Will they find an adequate job? Will it pay enough to cover their monthly student loan payments? Will they have to move back in with their parents? Or hide out in grad school? Will things get better by graduation day?
The issues that college students are passionate about vary from campus to campus, region to region, and major to major. Something that is consistent: student loan debt. At least two-thirds of students at four-year universities take on debt to pay for school, according to FinAid.org, and the total amount of outstanding student loan debt passed the $1 trillion mark last year.
Obama and Romney have both supported extending the College Cost Reduction and Access Act, which is set to expire this summer and lowered the interest rate on federal student loans from 6.8 percent to 3.4 percent. It’s unclear what Congress will do, and the Post has reported that many Republican lawmakers have balked at the $6 billion price tag attached to a one-year extension.
Meanwhile, Romney has also been appealing to young voters and recent college graduates who are faced with a bleak job market.
“I think young voters in this country have to vote for me if they’re really thinking of what’s in the best interest of the country and what’s in their personal best interest, because the president’s policies have led to extraordinary statistics,” Romney said during a press conference on Monday.
In addition to the 20-somethings who were old enough to vote during the last election, there’s a new wave of college voters who were under 18 in 2008. Senior White House officials told The Post on Monday that a key goal of Obama’s re-election campaign is to register as many of these young voters as possible.
Schriver said many of these first-time voters have likely watched the struggles of their older brothers and sisters, some of whom might be unemployed or underemployed and living back at home.
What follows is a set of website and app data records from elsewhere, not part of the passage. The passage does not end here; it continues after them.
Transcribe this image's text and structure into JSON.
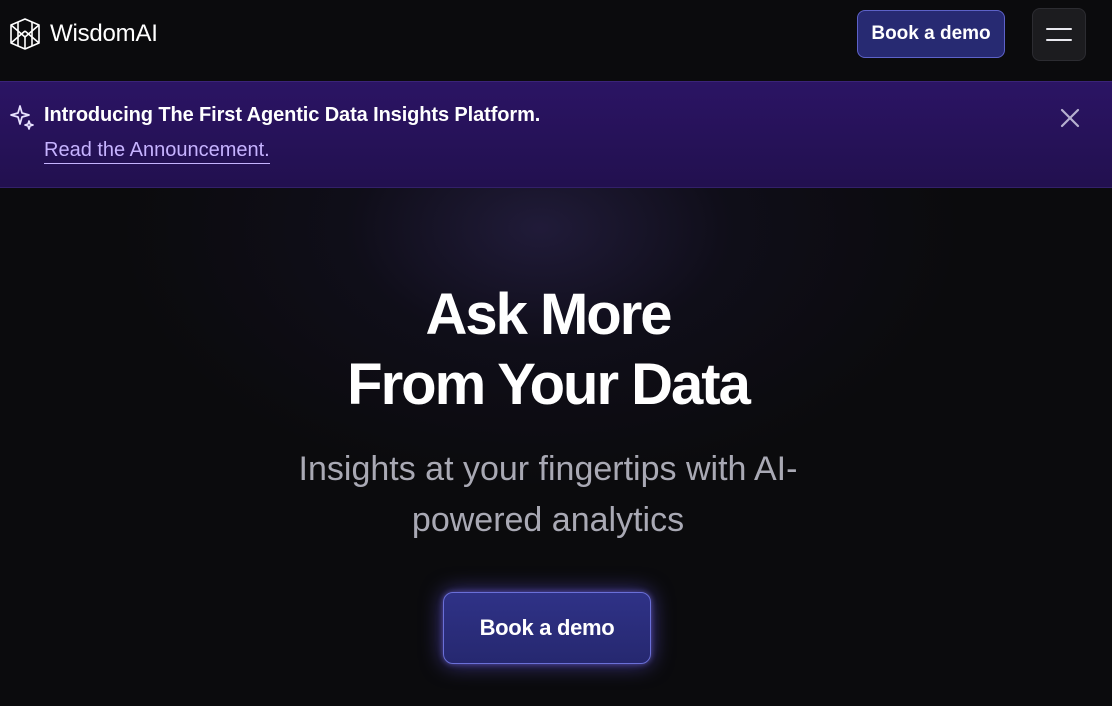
{
  "nav": {
    "brand_name": "WisdomAI",
    "brand_icon": "wisdomai-logo-icon",
    "demo_label": "Book a demo",
    "menu_icon": "hamburger-menu-icon"
  },
  "banner": {
    "icon": "sparkle-icon",
    "title": "Introducing The First Agentic Data Insights Platform.",
    "link_text": "Read the Announcement.",
    "close_icon": "close-icon"
  },
  "hero": {
    "title_line1": "Ask More",
    "title_line2": "From Your Data",
    "subtitle_line1": "Insights at your fingertips with AI-",
    "subtitle_line2": "powered analytics",
    "cta_label": "Book a demo"
  },
  "colors": {
    "background": "#0b0b0d",
    "banner": "#2b1464",
    "button": "#272a72",
    "link": "#c6b3ff"
  }
}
For them, the worries are greater than just student loan debt.
“They are worried about how they are going to be able to pay the bills, to support themselves,” said Schriver, who graduated in late 2010. “It’s jobs, jobs, jobs.”